  • Managed Short Puts at 50% Potential Max Profit
  • Managed Tight Stop Losses at 25%, 50% and 75% of the Premium Received
  • Managed Loose Stop Losses at 100%, 200% and 300% of the Premium Received
  • Number of Occurrences: 3,400

Tight stop losses mean that if the original short put collects $5 in credit and the max profit is $500, the stop loss will kick in when the losses reach $125, $250 and $375, respectively. Loose stop losses mean that the same short put will close when losses reach $500, $1,000 and $1,500, respectively. 

As in the previous two studies, this analysis examines the annualized return on capital (ROC), win rate and largest loss of each management strategy. The annualized ROC explains how much return a trader can expect to make for a given amount of capital deployed. Win rate describes the portion of trades that were profitable, and the largest loss is a measure of risk that highlights the worst performing trade’s P&L.

As seen in “Stop-Loss Performance,” below, all of the stop losses reduced the largest loss when compared to holding the trade to expiration. This shouldn’t be much of a surprise. More surprising, however, are the changes in the ROC and the win rate. Although incorporating stop losses reduced the largest losses when compared to holding to expiration, it did so at the expense of a lower ROC and win rate. The tighter the loss control, the lower the win rate. This matches the original assumption that looser stop losses allow more time for trades to become profitable. 

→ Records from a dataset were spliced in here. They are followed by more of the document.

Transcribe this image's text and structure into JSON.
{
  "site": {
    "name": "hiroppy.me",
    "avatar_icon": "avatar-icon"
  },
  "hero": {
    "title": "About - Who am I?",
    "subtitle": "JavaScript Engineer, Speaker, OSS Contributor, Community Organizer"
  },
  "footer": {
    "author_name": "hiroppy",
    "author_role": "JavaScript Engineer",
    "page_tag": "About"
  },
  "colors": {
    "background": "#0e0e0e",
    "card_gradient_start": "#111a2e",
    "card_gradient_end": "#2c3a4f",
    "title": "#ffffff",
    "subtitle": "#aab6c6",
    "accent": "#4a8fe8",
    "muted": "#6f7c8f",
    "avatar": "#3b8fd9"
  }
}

When managing losses at 25% of the option price, the probability of being profitable is only 42%—worse than the odds at a casino roulette table. Additionally, the ROC is worse than holding the trade to expiration when traders don’t apply any management! On the other hand, the loose stop loss at 300% only marginally reduces the largest loss but sacrifices 300 basis points in the ROC. There is a clear dilemma in using these stop losses:

  • Tightening the stop loss increases the number of the unprofitable trades, which directly hurts the annualized ROC.
  • Loosening the stop loss increases the win rate and ROC but ultimately defeats the point of incorporating a stop loss because losses are similar to just holding to expiration. 

The analysis in the Intermediate article, Stop Profits, of this series indicates that to achieve greater performance it’s important not only to manage losses but also to manage winning trades proactively. How might the performance change for these tight and loose stop losses if a trader also incorporates a profit-taking strategy? In this piece, profits will be managed at 50%. For example, a short put sold for $5 will be closed when the profits are $250. 

As seen in “Stop Loss with Profit Taking Performance,” below, adding a proactive profit-taking strategy drastically improves the performance of all six management strategies. Managing losers and winners has a positive impact on both the annualized ROC and the win rate.

These performances can be evaluated by comparing the long-term portfolio performance of each strategy. This performance is evaluated by holding one contract continuously since 2005. 

As seen in “Tight Stop Loss Performance,” below, the combination portfolio of managing tight losers and winners provides a greater cumulative portfolio performance than just managing losers, no matter the stop-loss amount. 

The same trend persists for loose stop losses; incorporating active loss and profit management results in greater cumulative performance. (See “Loose Stop-Loss Performance,” below.)

Adding a profit-taking component to stop losses results in consistently greater performance in the long run. Additionally, comparing the two types of stop losses, tight and loose, one sees that looser stop losses result in greater cumulative performance than their narrow counterparts. 

Kai Zeng, an active derivatives trader for more than 10 years, works as a data scientist and derivatives strategist at tasytrade.